Since 2017, CAPS has been trying to reach more students since it adopted a new model of care, establishing various workshops and training programs that are open to the entire Brown community. Under this new model, CAPS also shortened the wait time for a first appointment from more than two weeks to one day — which is significantly shorter than the national average of six business days, according to an annual survey from the Association for University and College Counseling Center Directors.
But despite this response rate, CAPS, like most mental health services across the country, largely operates passively in response to student mental health crises rather than actively mitigating the buildup to a crisis. CAPS only becomes active after a student has been struggling with mental health issues long enough to realize they need help and work up the courage to reach out. Instead, CAPS should try to meet students earlier by hosting wellness days and making its website more friendly to those who have little experience with mental health services.
Wellness days are a few scheduled days per semester when all members of a university take a break from their obligations to concentrate on their mental health. During the pandemic, many universities added wellness days to their academic calendars with the goal of alleviating student stress. These schools include, but are not limited to, Boston University, Duke University, Pennsylvania State University and the University of North Carolina at Chapel Hill. CAPS should work with the University to provide wellness days, beyond the pandemic, that can benefit all students while also promoting itself as an accessible resource on campus.
Of course, a few single-day breaks cannot fundamentally reduce the numerous stressors that students face, but it can be a safety net that mitigates complete burnout. Through wellness days, the University can encourage students to be more intentional with their days off.
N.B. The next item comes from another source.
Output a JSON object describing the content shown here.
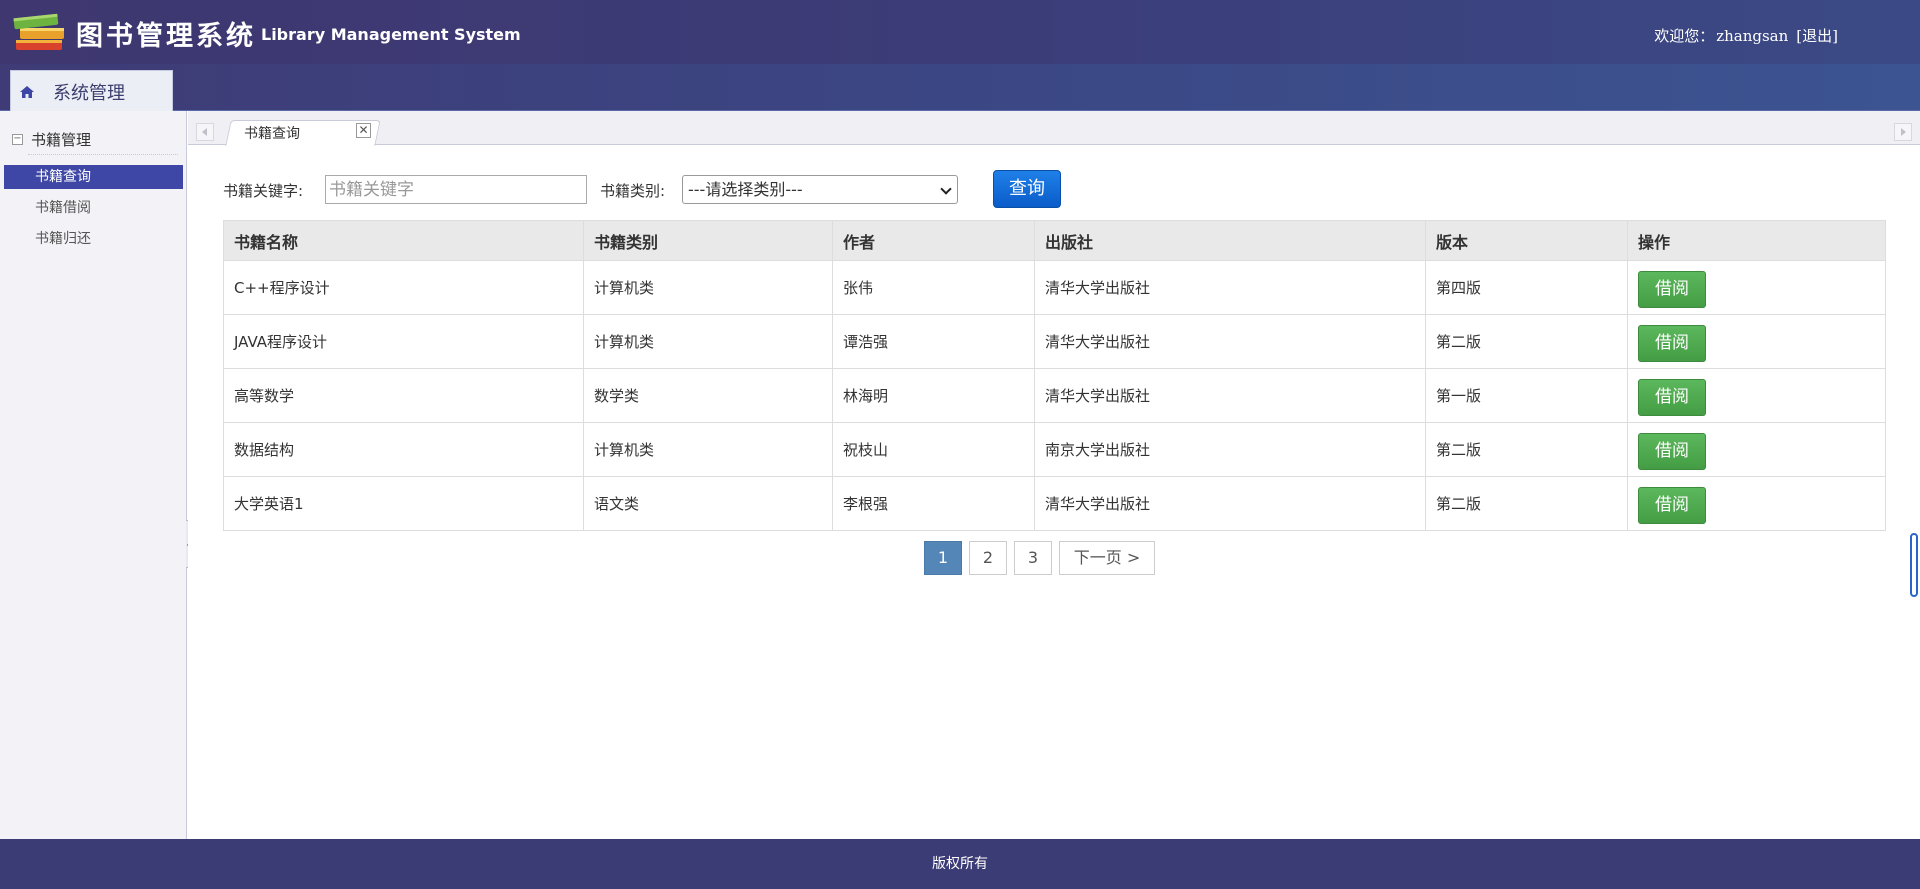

By including them as official breaks in the calendar, the University can demonstrate its support of long-term well-being over immediate productivity, opening the door to more discussions about mental health and student well-being.
Besides providing mental health days, CAPS can also welcome more students to reach out by providing more detailed information on the website. Currently, the website has vague and scattered information about its services in FAQ format, and it can feel like CAPS operates on the assumption that students come in with an understanding of or prior experience with mental health support. The website provides little information on when a student should reach out for help, what they should expect at a counseling session or what a call to CAPS after hours or in an emergency would lead them to. While providing detailed information for individual counseling sessions may be challenging, more relevant information can be extremely reassuring for students who may be feeling anxious about seeing a mental health professional, perhaps for the first time.
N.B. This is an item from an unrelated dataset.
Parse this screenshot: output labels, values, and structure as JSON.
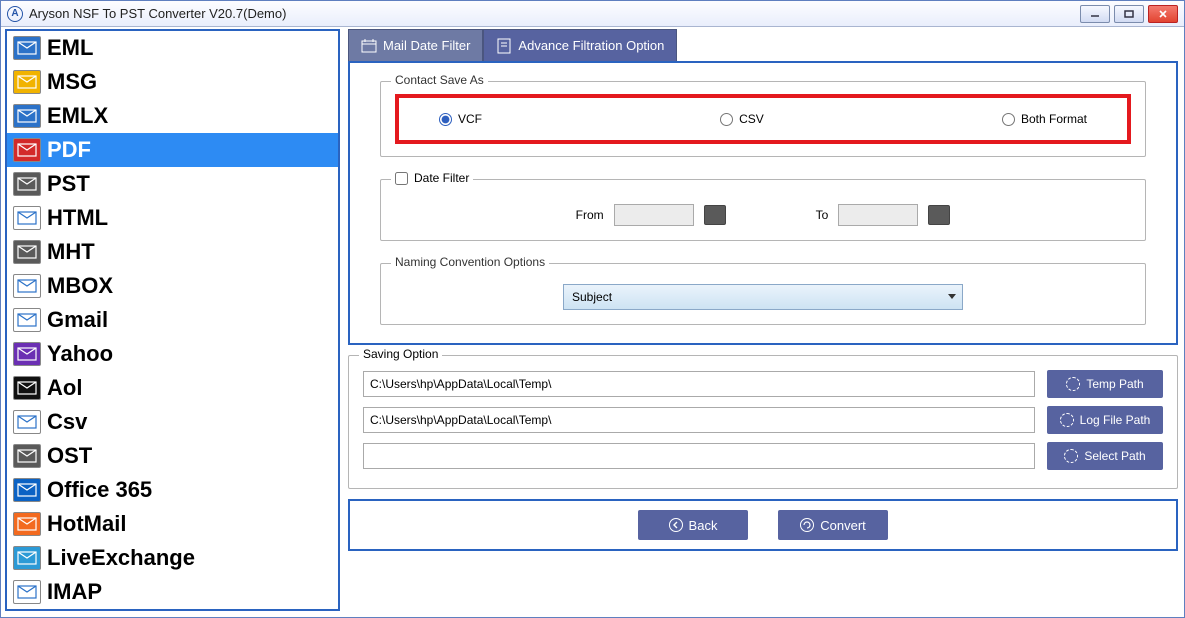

For example, the GYN visits page by BWell at Brown, also in FAQ format, acknowledges the possible feelings of stigma and anxiety surrounding their services by providing understanding, informative answers. The page thoroughly walks the reader through common questions like “What can I expect at a GYN visit?” “How long does it take?” and — perhaps most importantly for nervous patients — “What if I am still afraid to have the visit?” In responding to these concerns, the BWell website uses empathetic language like “If, after reading this page, you still have concerns about the GYN visit and are nervous or unsure, that’s OK … your provider can work with you to tailor the exam to help you feel as comfortable as possible.” Adjustments like these, although seemingly minor, can be crucial in a student’s decision to reach out to CAPS.
As the CAPS website reads, its mission is to “assist students with completion of their academic program, engagement in their social and extracurricular activities and development of optimal well-being.” CAPS is a service for all students. In order to fulfill its mission, it must more proactively reach out to all those it’s meant to serve.
Joyce Gao ’24 can be reached at firstname.lastname@example.org. Please send responses to this opinion to email@example.com and op-eds to firstname.lastname@example.org.